Source records
◇ ◇ ◇ ◇ ◇ ◇ ◇

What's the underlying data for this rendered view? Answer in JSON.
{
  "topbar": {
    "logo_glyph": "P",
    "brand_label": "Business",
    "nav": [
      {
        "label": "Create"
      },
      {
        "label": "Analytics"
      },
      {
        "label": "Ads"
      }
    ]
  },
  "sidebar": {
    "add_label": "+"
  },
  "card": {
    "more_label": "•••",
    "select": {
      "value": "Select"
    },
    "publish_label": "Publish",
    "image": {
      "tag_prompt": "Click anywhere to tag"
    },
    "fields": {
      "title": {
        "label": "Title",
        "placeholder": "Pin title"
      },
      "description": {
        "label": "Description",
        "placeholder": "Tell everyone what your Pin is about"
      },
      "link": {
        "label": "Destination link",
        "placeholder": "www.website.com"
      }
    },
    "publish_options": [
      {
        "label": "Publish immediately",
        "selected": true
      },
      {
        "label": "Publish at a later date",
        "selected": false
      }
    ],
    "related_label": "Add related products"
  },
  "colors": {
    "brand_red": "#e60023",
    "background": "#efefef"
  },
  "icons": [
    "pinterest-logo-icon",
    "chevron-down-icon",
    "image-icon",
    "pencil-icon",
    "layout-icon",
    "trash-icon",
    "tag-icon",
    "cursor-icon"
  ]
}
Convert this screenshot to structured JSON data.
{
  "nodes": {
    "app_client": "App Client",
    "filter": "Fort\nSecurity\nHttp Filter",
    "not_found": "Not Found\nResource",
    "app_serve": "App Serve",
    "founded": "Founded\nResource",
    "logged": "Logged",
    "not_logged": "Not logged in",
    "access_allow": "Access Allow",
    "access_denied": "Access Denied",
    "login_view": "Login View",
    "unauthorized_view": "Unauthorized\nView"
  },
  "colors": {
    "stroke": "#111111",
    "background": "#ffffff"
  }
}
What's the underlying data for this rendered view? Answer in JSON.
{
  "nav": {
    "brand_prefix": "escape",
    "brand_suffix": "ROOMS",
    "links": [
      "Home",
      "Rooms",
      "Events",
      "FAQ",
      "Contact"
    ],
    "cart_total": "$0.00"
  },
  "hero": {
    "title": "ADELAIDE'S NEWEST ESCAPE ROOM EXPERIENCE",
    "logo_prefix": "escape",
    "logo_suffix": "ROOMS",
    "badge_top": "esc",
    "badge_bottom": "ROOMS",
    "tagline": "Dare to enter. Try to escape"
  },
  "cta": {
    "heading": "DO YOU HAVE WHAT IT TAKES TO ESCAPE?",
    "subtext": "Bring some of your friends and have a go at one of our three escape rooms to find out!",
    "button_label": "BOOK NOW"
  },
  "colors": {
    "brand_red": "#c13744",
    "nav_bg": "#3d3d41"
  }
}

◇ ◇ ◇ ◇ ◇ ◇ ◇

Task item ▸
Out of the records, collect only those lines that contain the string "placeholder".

Completed task ▸
        "placeholder": "Pin title"
        "placeholder": "Tell everyone what your Pin is about"
        "placeholder": "www.website.com"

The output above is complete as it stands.